Task requirements
Filter the records below, keeping only lines with the string "icon".

-- Data supplied follows --

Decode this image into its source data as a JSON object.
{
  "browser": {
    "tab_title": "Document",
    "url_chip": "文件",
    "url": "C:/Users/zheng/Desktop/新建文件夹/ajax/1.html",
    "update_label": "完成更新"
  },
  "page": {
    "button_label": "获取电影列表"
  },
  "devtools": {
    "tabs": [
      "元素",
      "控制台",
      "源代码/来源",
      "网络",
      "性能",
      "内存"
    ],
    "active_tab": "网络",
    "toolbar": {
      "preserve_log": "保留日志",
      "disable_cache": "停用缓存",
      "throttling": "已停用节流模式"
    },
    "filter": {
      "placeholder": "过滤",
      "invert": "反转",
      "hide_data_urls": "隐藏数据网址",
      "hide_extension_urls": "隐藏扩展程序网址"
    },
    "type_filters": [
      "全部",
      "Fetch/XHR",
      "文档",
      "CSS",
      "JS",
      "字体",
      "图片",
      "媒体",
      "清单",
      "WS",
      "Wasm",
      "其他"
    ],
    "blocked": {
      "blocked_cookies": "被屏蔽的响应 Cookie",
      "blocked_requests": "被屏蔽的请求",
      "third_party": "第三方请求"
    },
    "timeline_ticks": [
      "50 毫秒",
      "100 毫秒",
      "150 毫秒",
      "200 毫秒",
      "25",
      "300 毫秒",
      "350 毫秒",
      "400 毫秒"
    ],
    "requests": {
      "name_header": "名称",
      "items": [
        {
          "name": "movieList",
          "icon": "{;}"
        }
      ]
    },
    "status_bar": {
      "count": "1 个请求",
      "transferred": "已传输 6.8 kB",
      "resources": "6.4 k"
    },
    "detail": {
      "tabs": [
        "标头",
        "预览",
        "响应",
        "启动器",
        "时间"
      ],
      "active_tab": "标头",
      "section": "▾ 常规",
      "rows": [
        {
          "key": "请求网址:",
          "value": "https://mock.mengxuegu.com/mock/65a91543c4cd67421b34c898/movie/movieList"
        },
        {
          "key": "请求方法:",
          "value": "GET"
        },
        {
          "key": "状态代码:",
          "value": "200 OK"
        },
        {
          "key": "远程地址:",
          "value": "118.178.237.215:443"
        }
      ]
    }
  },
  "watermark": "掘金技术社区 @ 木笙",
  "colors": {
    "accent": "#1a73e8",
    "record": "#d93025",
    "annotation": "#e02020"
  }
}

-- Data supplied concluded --
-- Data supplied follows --

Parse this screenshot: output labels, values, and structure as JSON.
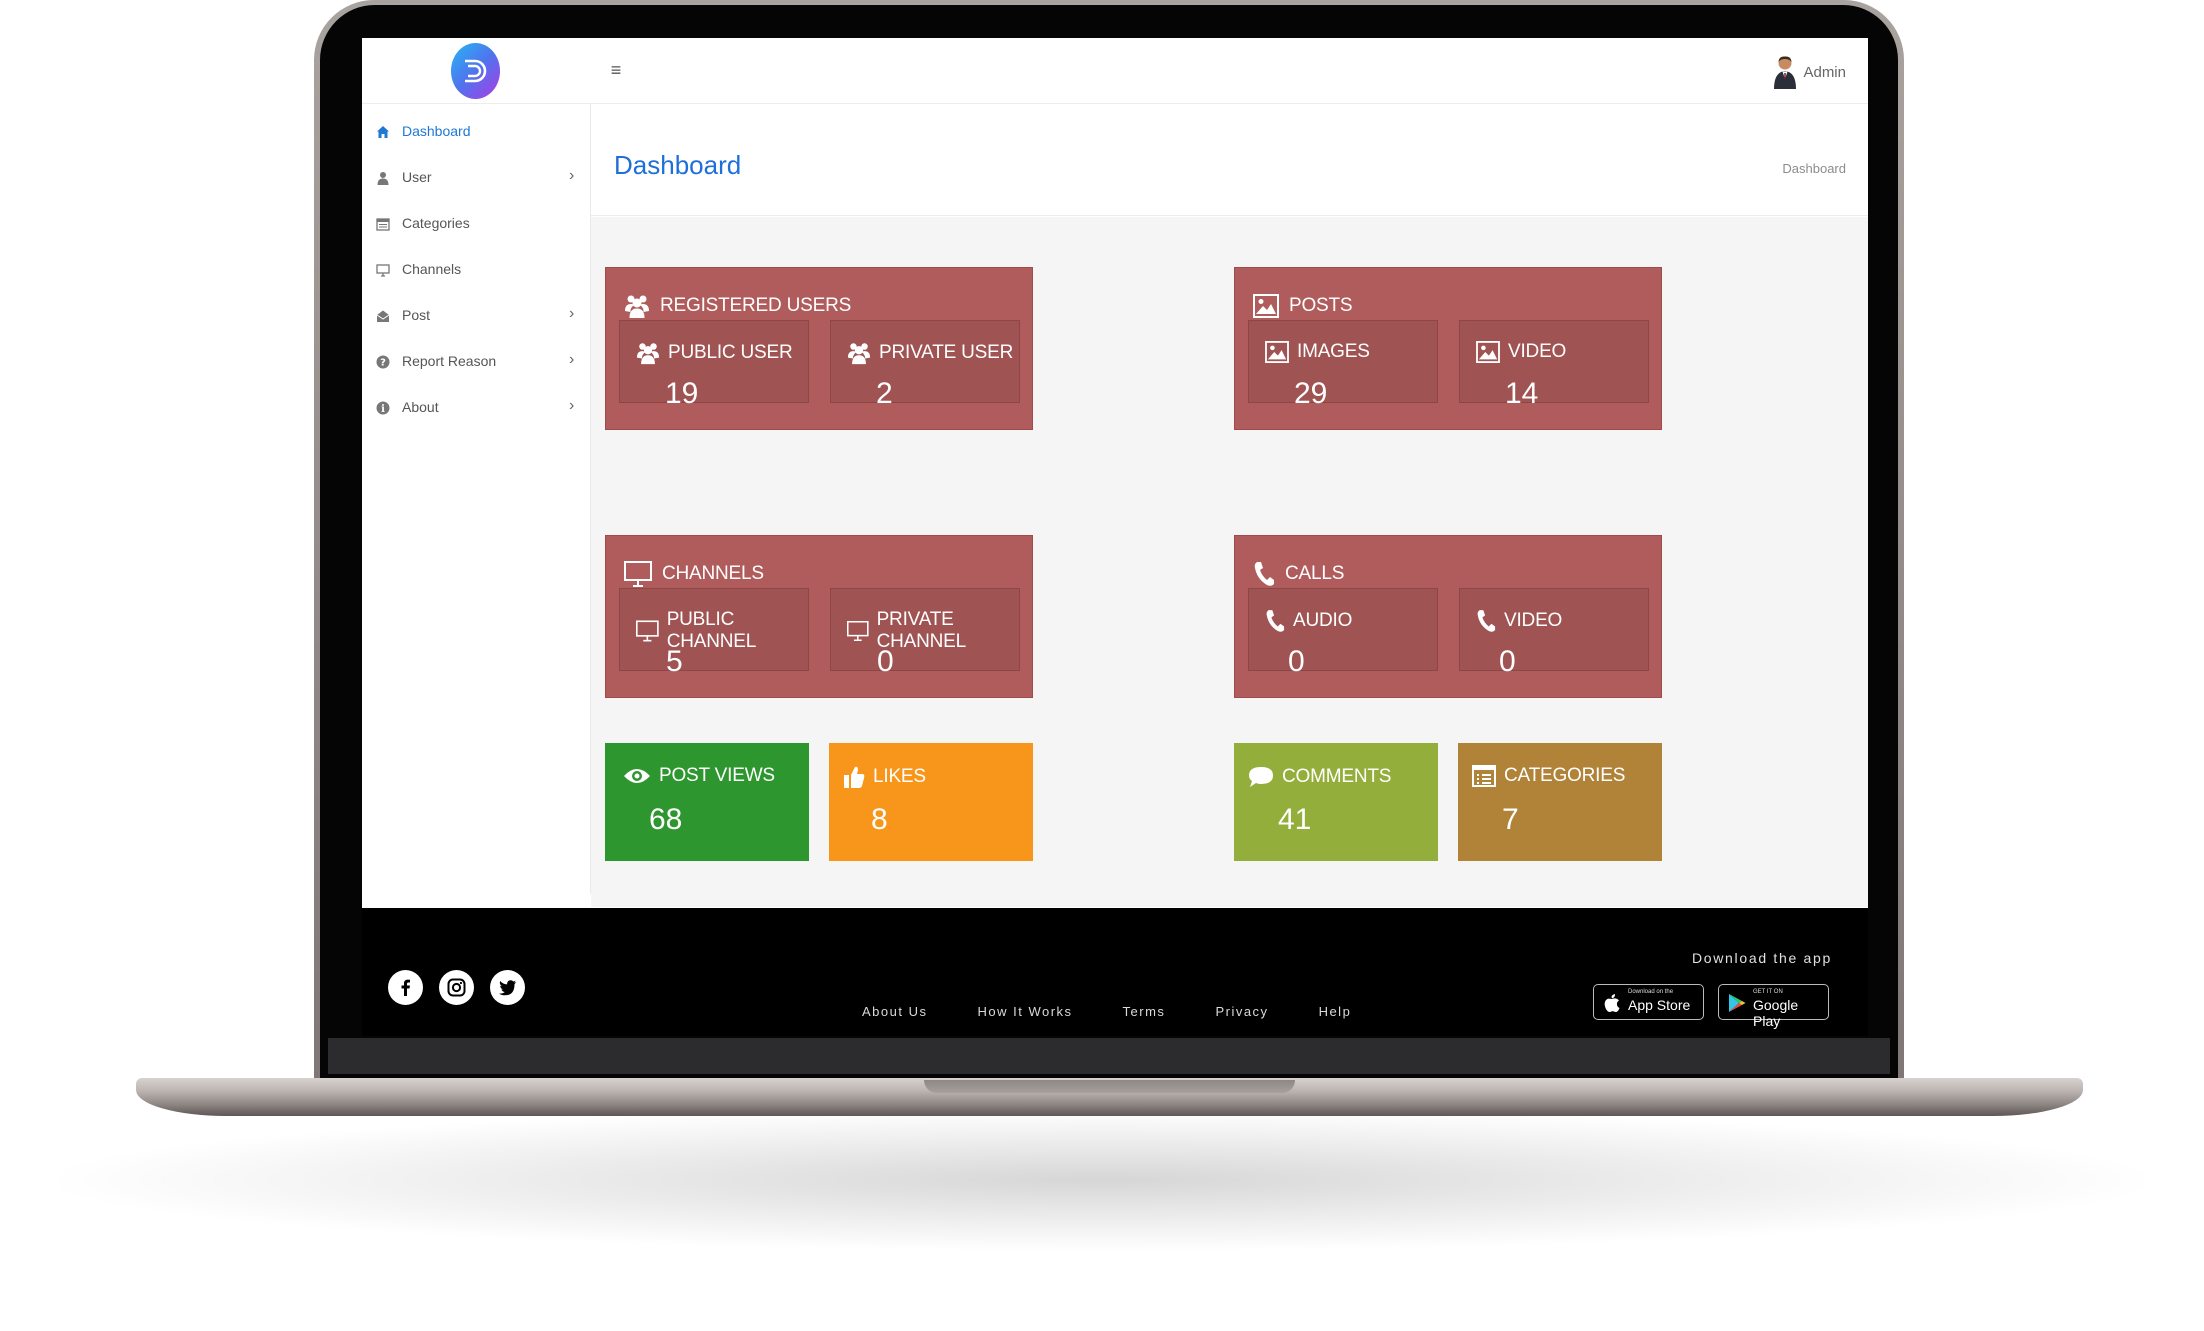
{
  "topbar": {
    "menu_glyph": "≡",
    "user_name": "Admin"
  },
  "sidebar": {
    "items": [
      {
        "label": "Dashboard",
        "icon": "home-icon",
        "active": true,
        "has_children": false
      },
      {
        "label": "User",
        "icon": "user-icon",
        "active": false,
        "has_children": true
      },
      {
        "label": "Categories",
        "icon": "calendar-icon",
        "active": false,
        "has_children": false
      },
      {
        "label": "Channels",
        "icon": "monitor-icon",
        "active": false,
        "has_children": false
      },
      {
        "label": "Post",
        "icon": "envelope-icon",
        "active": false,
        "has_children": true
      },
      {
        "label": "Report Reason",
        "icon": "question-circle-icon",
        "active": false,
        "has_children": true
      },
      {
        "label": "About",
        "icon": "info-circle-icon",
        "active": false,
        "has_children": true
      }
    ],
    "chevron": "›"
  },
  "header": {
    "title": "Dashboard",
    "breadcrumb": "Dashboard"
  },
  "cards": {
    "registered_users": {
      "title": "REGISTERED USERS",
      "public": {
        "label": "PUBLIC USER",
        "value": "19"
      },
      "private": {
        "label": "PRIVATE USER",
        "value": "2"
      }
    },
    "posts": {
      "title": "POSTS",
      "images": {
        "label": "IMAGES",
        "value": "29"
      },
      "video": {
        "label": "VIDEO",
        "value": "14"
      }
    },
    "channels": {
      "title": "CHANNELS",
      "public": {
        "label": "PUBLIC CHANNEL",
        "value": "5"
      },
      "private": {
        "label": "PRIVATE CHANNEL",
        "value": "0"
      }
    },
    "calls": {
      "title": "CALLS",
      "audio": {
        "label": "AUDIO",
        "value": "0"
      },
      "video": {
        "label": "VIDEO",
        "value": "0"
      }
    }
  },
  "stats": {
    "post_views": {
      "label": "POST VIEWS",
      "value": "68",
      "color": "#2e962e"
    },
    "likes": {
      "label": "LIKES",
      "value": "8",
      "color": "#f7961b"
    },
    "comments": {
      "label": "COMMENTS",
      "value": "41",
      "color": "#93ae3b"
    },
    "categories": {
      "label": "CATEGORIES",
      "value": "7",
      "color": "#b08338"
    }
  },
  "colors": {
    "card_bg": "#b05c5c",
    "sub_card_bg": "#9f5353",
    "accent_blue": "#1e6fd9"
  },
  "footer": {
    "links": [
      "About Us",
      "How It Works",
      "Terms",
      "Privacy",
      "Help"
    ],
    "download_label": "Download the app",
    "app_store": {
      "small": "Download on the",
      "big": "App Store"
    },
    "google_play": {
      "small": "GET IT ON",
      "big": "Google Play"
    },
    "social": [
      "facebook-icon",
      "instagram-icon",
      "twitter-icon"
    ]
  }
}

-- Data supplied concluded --

Solution to this problem
          "icon": "{;}"
        "icon": "home-icon",
        "icon": "user-icon",
        "icon": "calendar-icon",
        "icon": "monitor-icon",
        "icon": "envelope-icon",
        "icon": "question-circle-icon",
        "icon": "info-circle-icon",
      "facebook-icon",
      "instagram-icon",
      "twitter-icon"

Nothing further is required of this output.